Counselling in Northamptonshire
The word counselling is used in so many settings, by family and friends, the doctor’s surgery, hospitals, schools and through television and media. Unfortunately, many believe it is a sign of weakness to seek help; but it is actually the opposite. To ask for help, is the first step of recognition that you are finding life difficult or you are troubled in some way.
During the pandemic, as a mental health practitioner, I am able to conduct face to face counselling consultations – of course with the necessary PPE and precautions. However, remote consultations are possible over the phone, email or video call, so please ask about this if it makes you feel more comfortable.
Even though the word counselling stems from the word counsel which means advice, used in a therapeutic way it means ‘to listen and to form a unique bond between the client and counsellor’.
At some point in our lives there is a life event or events that can cause us worry and pain and the majority of the time we find a coping mechanism to help us through those dark times.
Unfortunately, there are times when our emotions, fears and worries become too powerful and overwhelming and we need to seek help.

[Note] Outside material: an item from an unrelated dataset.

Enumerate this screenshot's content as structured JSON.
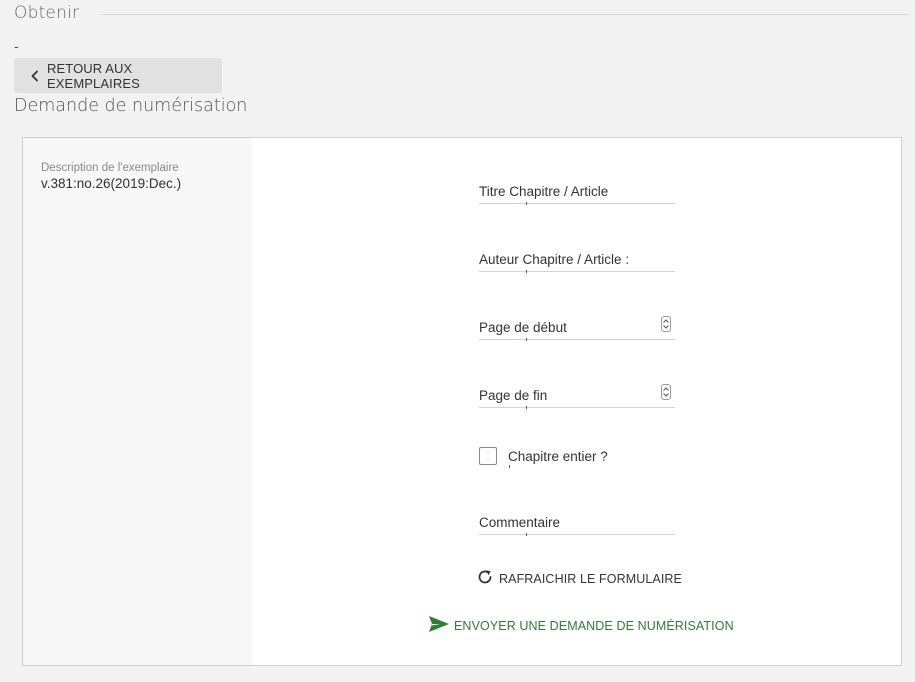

Family and friends can help and listen, but it can sometimes be difficult to open up in fear of what they may think or whether they would be hurt by what we had to say. Therefore, we look for that person to listen to us in confidence, be open, non-judgemental or bias. This becomes a relationship of absolute trust.
‘We think we listen,
but we rarely do listen with real understanding, true empathy.
Yet listening, of this very special kind,
is one of the most potent forces for change that I know.’
Counselling provides an excellent coping infrastructure for those experiencing loss, bereavement, physical illness, relationship problems, marital difficulties, low self-esteem, eating disorders, trauma, addictions and bullying. It can be the support needed before these issues turn into anxiety or a mental health illness. Counselling will not only help to alleviate symptoms of mental illness; it also can help as a preventative measure so that mental illness does not become established.
Counselling is arranged around the needs of the client. Initially it is likely to take place weekly and usually on the same day of the week at the same time. Sessions usually last for between 50 and 60 minutes. In some cases, longer sessions may be arranged. Once the sessions have started the counsellor will review your progress and discuss with the you the need to increase or decrease the sessions.
To further discuss your therapy needs in detail please head to my Contact Page to get in touch.
What Are You Feeling?
- Unable to relax
- Out of control
- Eating too much or too little
- Drinking too much
- Misusing drugs (both prescribed and non-prescribed)
- Not feeling happy about self or life
- Unable to be with people or make friends
- Sense of panic about specific situations
Issues We Can Address:
- Relationship difficulties
- Loss and bereavement
- Panic attacks
- Sexual identity problems
- Problems at work
- Low self-esteem
- Post-traumatic stress
- Sexual problems
- Eating disorders
- Obsessive-compulsive disorder (OCD)
- Family problems
- Parenting, adolescents, bullying
- Anger management
- Career crisis
- Mid-life problems
Counselling helps with a variety of problems that we encounter in our daily lives and different people may benefit from counselling for very different reasons. It is sometimes assumed that the only people that benefit from counselling are the mentally ill. Nothing could be further from the truth.